Volume 2013 (2013), Article ID 946206, 12 pages
http://dx.doi.org/10.1155/2013/946206
Review Article

Emerging Metabolic Targets in the Therapy of Hematological Malignancies

University of Bern, Department of Clinical Research, Division of Pediatric Hematology/Oncology, Murtenstrasse 31, 3010 Bern, Switzerland

Received 24 April 2013; Revised 15 July 2013; Accepted 15 July 2013

Academic Editor: Beric Henderson

Copyright © 2013 Zaira Leni et al. This is an open access article distributed under the Creative Commons Attribution License, which permits unrestricted use, distribution, and reproduction in any medium, provided the original work is properly cited.

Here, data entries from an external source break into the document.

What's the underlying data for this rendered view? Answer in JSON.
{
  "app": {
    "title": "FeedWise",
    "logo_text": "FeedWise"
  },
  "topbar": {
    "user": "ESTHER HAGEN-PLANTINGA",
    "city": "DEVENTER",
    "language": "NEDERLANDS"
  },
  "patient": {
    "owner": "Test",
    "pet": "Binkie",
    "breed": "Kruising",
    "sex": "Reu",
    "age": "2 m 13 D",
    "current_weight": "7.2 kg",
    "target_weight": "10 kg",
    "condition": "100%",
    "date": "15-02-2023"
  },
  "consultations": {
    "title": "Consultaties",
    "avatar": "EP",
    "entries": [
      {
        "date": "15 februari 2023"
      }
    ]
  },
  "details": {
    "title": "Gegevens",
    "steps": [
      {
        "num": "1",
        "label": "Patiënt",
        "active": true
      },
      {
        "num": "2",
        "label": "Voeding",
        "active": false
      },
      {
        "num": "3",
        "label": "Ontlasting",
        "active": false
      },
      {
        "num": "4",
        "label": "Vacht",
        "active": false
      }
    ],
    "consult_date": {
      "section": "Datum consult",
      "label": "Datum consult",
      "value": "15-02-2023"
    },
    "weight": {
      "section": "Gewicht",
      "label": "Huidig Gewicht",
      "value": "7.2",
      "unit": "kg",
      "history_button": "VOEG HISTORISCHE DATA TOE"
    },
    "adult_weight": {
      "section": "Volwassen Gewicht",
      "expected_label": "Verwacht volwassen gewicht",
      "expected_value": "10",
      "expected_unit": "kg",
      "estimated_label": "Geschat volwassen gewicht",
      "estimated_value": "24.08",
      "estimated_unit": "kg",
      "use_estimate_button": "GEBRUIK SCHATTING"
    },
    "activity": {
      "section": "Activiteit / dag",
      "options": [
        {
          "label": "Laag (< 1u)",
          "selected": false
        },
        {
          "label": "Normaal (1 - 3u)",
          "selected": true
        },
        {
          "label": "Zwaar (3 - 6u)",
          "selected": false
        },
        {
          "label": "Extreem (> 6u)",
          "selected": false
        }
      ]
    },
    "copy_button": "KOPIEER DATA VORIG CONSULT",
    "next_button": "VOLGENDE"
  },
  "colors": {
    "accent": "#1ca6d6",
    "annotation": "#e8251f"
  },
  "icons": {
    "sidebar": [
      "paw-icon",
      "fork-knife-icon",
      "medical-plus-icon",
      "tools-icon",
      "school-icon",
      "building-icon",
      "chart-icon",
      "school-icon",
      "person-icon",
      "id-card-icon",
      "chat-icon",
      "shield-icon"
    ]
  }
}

Abstract

During the last decade, the development of anticancer therapies has focused on targeting neoplastic-related metabolism. Cancer cells display a variety of changes in their metabolism, which enable them to satisfy the high bioenergetic and biosynthetic demands for rapid cell division. One of the crucial alterations is referred to as the “Warburg effect”, which involves a metabolic shift from oxidative phosphorylation towards the less efficient glycolysis, independent of the presence of oxygen. Although there are many examples of solid tumors having altered metabolism with high rates of glucose uptake and glycolysis, it was only recently reported that this phenomenon occurs in hematological malignancies. This review presents evidence that targeting the glycolytic pathway at different levels in hematological malignancies can inhibit cancer cell proliferation by restoring normal metabolic conditions. However, to achieve cancer regression, high concentrations of glycolytic inhibitors are used due to limited solubility and biodistribution, which may result in toxicity. Besides using these inhibitors as monotherapies, combinatorial approaches using standard chemotherapeutic agents could display enhanced efficacy at eradicating malignant cells. The identification of the metabolic enzymes critical for hematological cancer cell proliferation and survival appears to be an interesting new approach for the targeted therapy of hematological malignancies.